- EXERCISE BRIEF
Looking at the entries, how many lines hold the word "Market"? State the number by itself.

App and web page records
--------------------------------------------------
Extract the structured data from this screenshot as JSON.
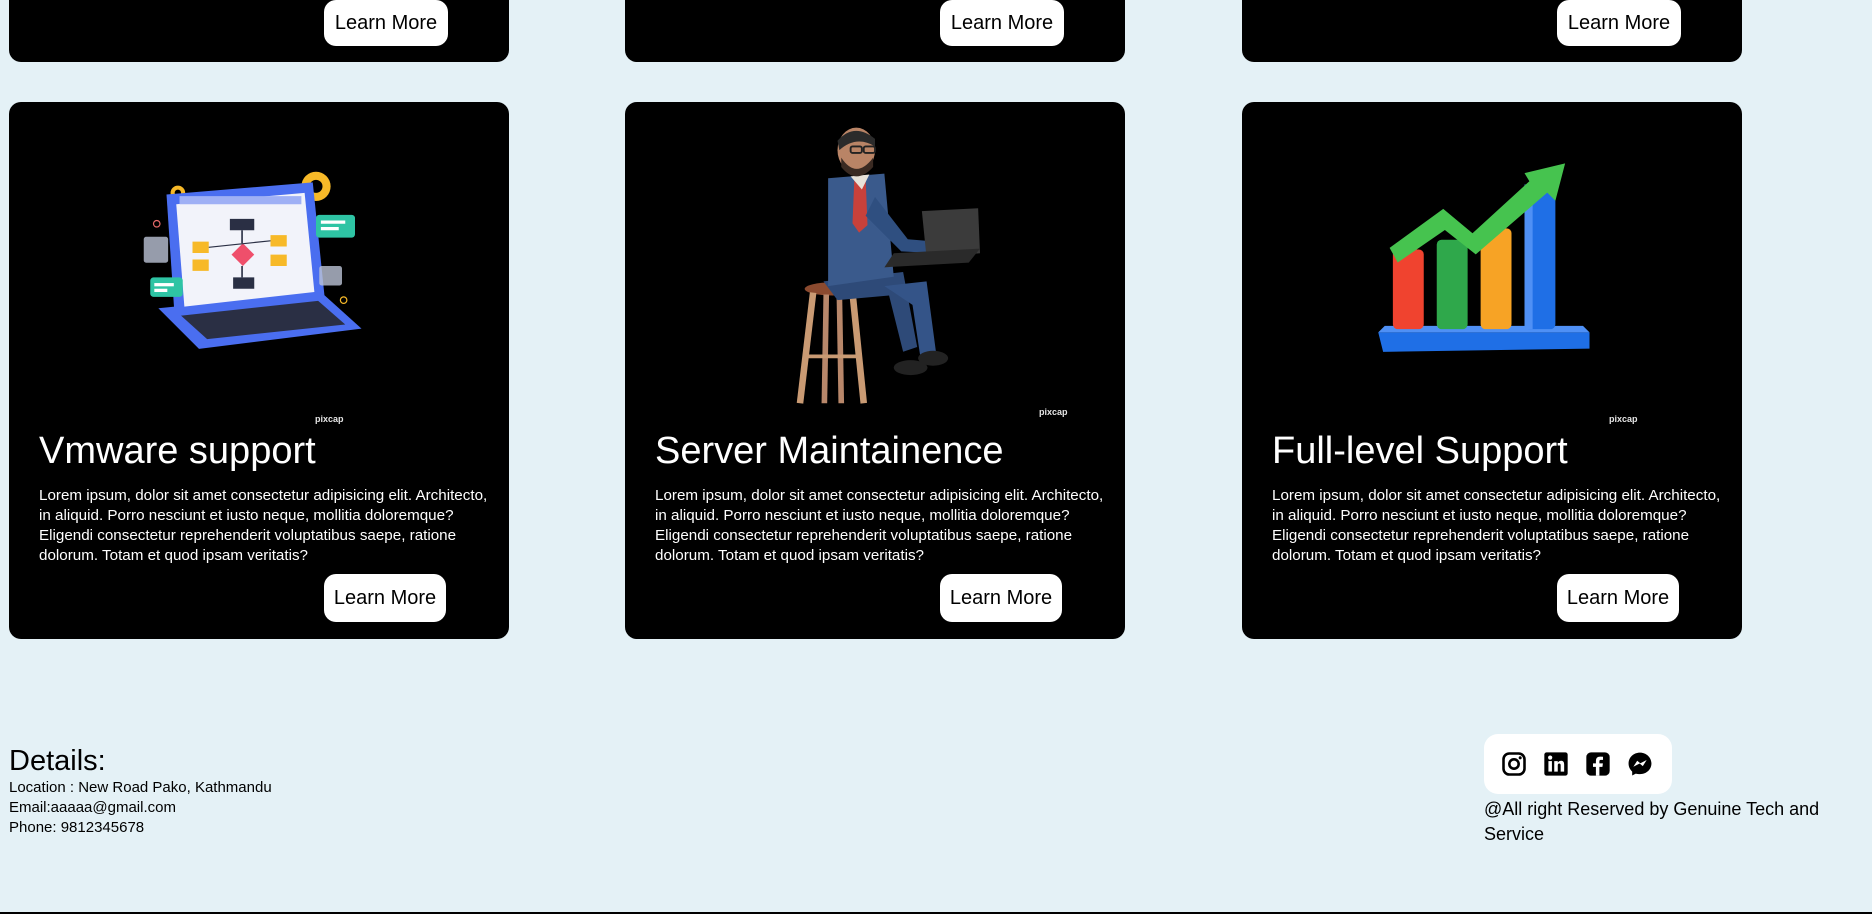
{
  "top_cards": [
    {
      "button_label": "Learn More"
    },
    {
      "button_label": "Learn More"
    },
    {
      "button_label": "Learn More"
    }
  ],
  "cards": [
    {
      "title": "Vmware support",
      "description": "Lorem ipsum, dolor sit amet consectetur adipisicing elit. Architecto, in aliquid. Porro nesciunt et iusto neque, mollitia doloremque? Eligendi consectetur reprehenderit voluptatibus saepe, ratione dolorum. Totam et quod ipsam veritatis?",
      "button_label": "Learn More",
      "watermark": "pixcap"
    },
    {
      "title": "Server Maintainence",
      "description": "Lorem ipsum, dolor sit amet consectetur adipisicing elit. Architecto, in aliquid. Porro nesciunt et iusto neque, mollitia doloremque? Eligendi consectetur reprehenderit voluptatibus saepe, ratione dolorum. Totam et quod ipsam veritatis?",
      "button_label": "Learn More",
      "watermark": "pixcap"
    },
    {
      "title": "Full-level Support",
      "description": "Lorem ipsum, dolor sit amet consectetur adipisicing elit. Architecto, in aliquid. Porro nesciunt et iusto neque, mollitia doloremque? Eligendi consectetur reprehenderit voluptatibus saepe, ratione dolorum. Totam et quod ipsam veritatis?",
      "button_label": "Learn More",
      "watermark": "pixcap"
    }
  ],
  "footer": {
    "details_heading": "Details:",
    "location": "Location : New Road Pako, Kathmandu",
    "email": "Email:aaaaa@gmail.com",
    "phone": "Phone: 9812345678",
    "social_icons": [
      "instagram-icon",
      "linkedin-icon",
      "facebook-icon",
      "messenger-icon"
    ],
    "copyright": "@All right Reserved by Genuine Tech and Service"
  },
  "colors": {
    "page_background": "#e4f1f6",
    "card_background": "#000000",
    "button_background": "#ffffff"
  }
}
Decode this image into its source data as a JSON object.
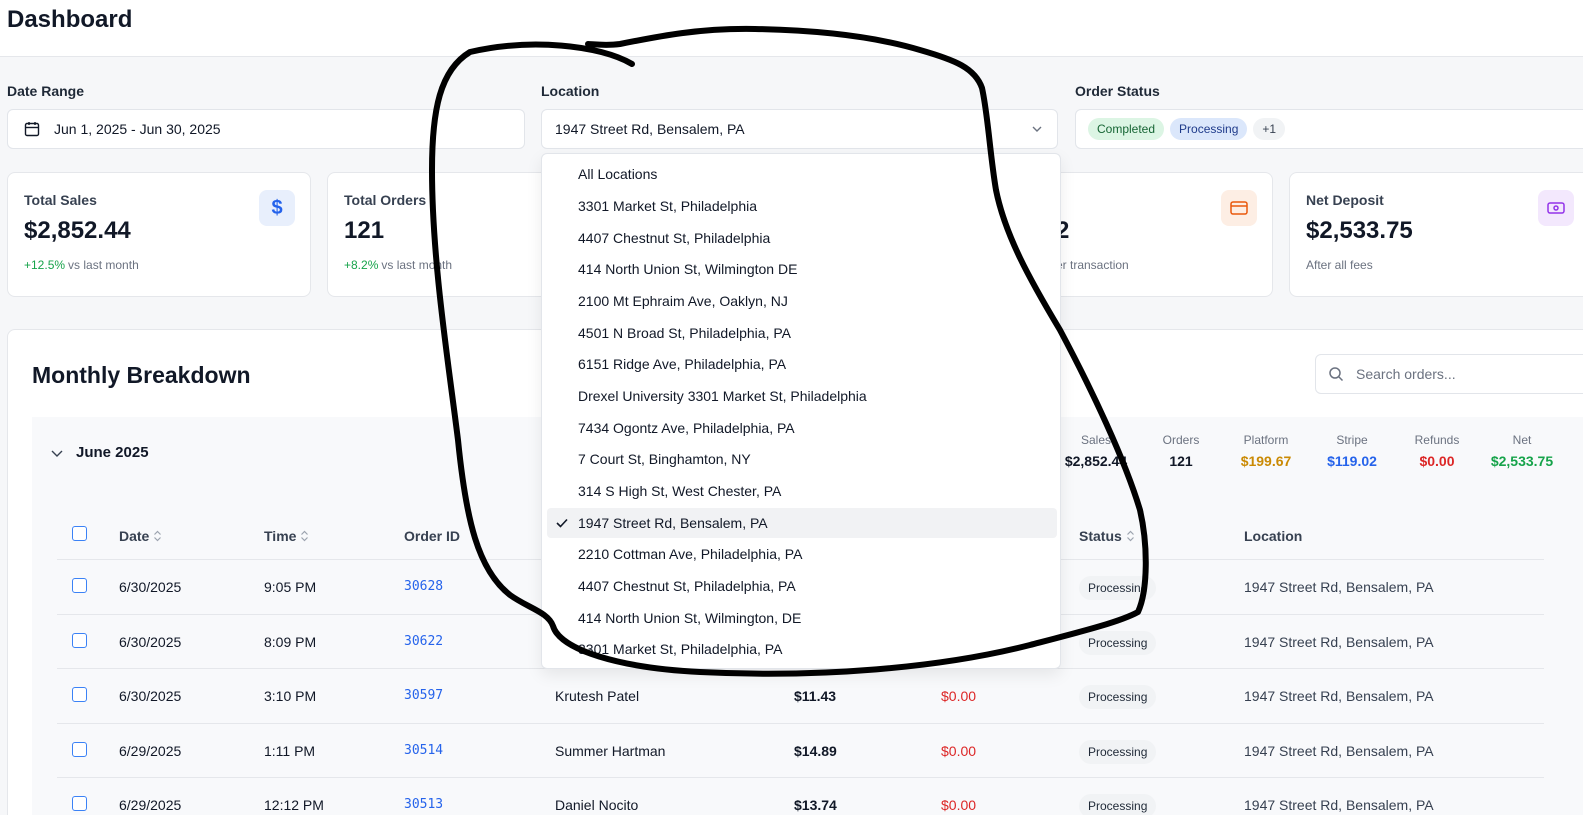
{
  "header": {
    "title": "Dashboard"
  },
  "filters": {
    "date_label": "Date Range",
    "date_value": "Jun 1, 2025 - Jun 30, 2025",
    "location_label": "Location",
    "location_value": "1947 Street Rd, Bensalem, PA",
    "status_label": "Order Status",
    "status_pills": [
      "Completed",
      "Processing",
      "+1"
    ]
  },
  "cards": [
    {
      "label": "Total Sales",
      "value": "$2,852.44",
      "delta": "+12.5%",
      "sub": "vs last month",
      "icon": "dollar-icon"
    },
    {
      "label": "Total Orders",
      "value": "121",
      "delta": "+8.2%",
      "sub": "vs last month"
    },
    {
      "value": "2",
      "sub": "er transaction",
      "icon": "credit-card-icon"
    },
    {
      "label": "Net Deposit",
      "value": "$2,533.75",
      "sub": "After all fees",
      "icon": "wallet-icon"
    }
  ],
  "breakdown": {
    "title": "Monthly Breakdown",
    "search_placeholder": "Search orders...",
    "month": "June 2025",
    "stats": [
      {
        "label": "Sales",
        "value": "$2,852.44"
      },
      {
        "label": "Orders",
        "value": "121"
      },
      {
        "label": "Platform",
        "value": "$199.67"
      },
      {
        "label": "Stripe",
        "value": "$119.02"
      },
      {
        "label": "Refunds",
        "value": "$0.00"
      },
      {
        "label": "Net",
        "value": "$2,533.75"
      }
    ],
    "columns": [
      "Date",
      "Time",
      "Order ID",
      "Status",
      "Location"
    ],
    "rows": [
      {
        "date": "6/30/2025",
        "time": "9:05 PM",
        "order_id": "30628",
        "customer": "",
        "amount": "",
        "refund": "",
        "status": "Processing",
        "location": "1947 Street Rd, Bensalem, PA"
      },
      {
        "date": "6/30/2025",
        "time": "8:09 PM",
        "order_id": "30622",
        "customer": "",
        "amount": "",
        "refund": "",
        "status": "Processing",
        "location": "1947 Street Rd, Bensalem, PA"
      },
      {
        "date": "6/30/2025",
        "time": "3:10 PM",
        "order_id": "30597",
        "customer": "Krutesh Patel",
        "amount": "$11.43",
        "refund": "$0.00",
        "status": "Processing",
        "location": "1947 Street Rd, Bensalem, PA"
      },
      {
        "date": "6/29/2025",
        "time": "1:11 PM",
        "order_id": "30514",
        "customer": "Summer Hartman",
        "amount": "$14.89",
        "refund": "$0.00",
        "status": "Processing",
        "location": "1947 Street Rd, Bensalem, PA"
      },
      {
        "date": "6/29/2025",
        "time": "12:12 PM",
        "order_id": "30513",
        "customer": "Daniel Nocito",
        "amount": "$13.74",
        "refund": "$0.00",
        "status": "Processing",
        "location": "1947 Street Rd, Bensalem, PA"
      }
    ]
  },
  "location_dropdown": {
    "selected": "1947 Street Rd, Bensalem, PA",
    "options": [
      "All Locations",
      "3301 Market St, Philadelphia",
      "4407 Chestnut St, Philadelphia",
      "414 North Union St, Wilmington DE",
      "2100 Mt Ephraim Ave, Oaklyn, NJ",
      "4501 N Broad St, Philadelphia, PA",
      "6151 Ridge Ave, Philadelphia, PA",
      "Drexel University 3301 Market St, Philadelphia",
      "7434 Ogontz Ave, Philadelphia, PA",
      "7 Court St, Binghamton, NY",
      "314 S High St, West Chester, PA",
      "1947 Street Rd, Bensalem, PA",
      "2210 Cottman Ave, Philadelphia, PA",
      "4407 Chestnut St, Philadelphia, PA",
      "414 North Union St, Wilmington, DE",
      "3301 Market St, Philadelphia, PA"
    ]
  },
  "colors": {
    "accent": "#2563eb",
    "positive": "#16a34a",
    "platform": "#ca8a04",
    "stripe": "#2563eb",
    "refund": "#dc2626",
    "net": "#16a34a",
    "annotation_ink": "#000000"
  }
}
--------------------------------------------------
- RESPONSE TO THE EXERCISE
3